| January/February 1970

I, Herbert St. Clair, am 71 and I have a son 40 years old and he has a son 6. I want the bell to keep on going down the line. In my opinion, this bell is 100 years old.

Mr. Bell passed away quite suddenly May 17. He was 79 years old and had lived in Schoolcraft, Michigan all of his life. He was a pioneer in the automobile business, building the present Ford Garage on Grand Street in 1927 and serving the community as the dealer for many years. Following his retirement from the automobile business he moved across the street, restoring and enlarging the building and equipping it as a machine shop. Here he did custom machine work for people from all over the country, especially those who were in trouble attempting to replace old partsMr. Bell always made the parts and folks were able to go home happy and back in business.
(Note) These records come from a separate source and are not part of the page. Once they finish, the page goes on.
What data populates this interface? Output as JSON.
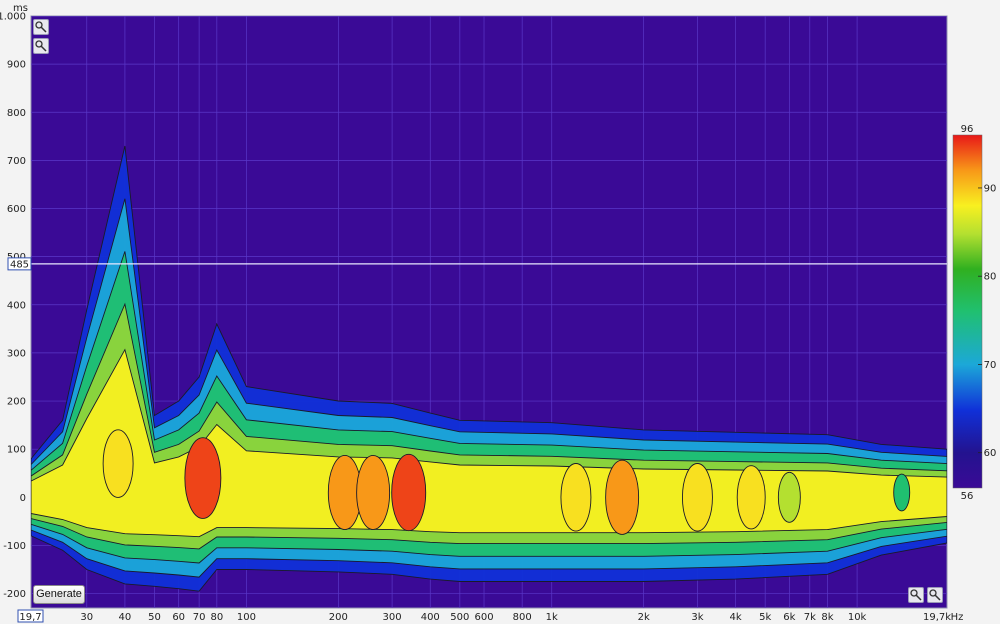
{
  "chart_data": {
    "type": "heatmap",
    "title": "",
    "xlabel": "",
    "x_unit": "Hz",
    "x_scale": "log",
    "x_range": [
      19.7,
      19700
    ],
    "x_start_label": "19,7",
    "x_end_label": "19,7k",
    "x_ticks": [
      "30",
      "40",
      "50",
      "60",
      "70",
      "80",
      "100",
      "200",
      "300",
      "400",
      "500",
      "600",
      "800",
      "1k",
      "2k",
      "3k",
      "4k",
      "5k",
      "6k",
      "7k",
      "8k",
      "10k"
    ],
    "x_tick_values": [
      30,
      40,
      50,
      60,
      70,
      80,
      100,
      200,
      300,
      400,
      500,
      600,
      800,
      1000,
      2000,
      3000,
      4000,
      5000,
      6000,
      7000,
      8000,
      10000
    ],
    "ylabel": "ms",
    "y_range": [
      -230,
      1000
    ],
    "y_ticks": [
      "1.000",
      "900",
      "800",
      "700",
      "600",
      "500",
      "400",
      "300",
      "200",
      "100",
      "0",
      "-100",
      "-200"
    ],
    "y_tick_values": [
      1000,
      900,
      800,
      700,
      600,
      500,
      400,
      300,
      200,
      100,
      0,
      -100,
      -200
    ],
    "cursor_time_ms": 485,
    "cursor_label": "485",
    "colorbar": {
      "min": 56,
      "max": 96,
      "min_label": "56",
      "max_label": "96",
      "ticks": [
        "90",
        "80",
        "70",
        "60"
      ],
      "tick_values": [
        90,
        80,
        70,
        60
      ]
    },
    "background_color": "#3a0a96",
    "decay_envelope": {
      "frequencies_hz": [
        19.7,
        25,
        30,
        40,
        50,
        60,
        70,
        80,
        100,
        200,
        300,
        400,
        500,
        1000,
        2000,
        4000,
        8000,
        12000,
        19700
      ],
      "end_time_ms": [
        80,
        160,
        390,
        730,
        170,
        200,
        250,
        360,
        230,
        200,
        195,
        175,
        160,
        155,
        140,
        135,
        130,
        110,
        100
      ],
      "start_time_ms": [
        -80,
        -110,
        -150,
        -180,
        -185,
        -190,
        -195,
        -150,
        -150,
        -155,
        -160,
        -170,
        -175,
        -175,
        -175,
        -170,
        -160,
        -120,
        -95
      ]
    },
    "peaks": [
      {
        "freq_hz": 38,
        "time_ms": 70,
        "level_db": 88
      },
      {
        "freq_hz": 72,
        "time_ms": 40,
        "level_db": 94
      },
      {
        "freq_hz": 210,
        "time_ms": 10,
        "level_db": 91
      },
      {
        "freq_hz": 260,
        "time_ms": 10,
        "level_db": 91
      },
      {
        "freq_hz": 340,
        "time_ms": 10,
        "level_db": 92
      },
      {
        "freq_hz": 1200,
        "time_ms": 0,
        "level_db": 88
      },
      {
        "freq_hz": 1700,
        "time_ms": 0,
        "level_db": 91
      },
      {
        "freq_hz": 3000,
        "time_ms": 0,
        "level_db": 88
      },
      {
        "freq_hz": 4500,
        "time_ms": 0,
        "level_db": 86
      },
      {
        "freq_hz": 6000,
        "time_ms": 0,
        "level_db": 80
      },
      {
        "freq_hz": 14000,
        "time_ms": 10,
        "level_db": 74
      }
    ]
  },
  "ui": {
    "generate_label": "Generate"
  }
}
It was also in this shop where his hobby of old steam engines (and making new miniature ones) flourished. Many will remember the glorious old steam engine he fired up every 4th of July and earlier drove in the parade. Several years ago when he no longer considered it safe, he sold the machine to the company that had originally manufactured it.

Engine is 50 horsepower Case Serial No. 33646, restored and owned by John L. James (pictured) of Lancaster, Ohio.

Mr. James purchased the engine from Glenn Hill, Bethel, Ohio. It was originally used to steam tobacco beds in Kentucky. Mr. James now owns a complete threshing outfit. It will be in use on his farm hear Somerset, Ohio, this fall to thresh timothy seed.

He is the only grandson of the founder of Huber Manufacturing Company, bearing the name of Huber. Standing in the picture left to right is Mr. Amos Brandt and Mr. Francis Huber.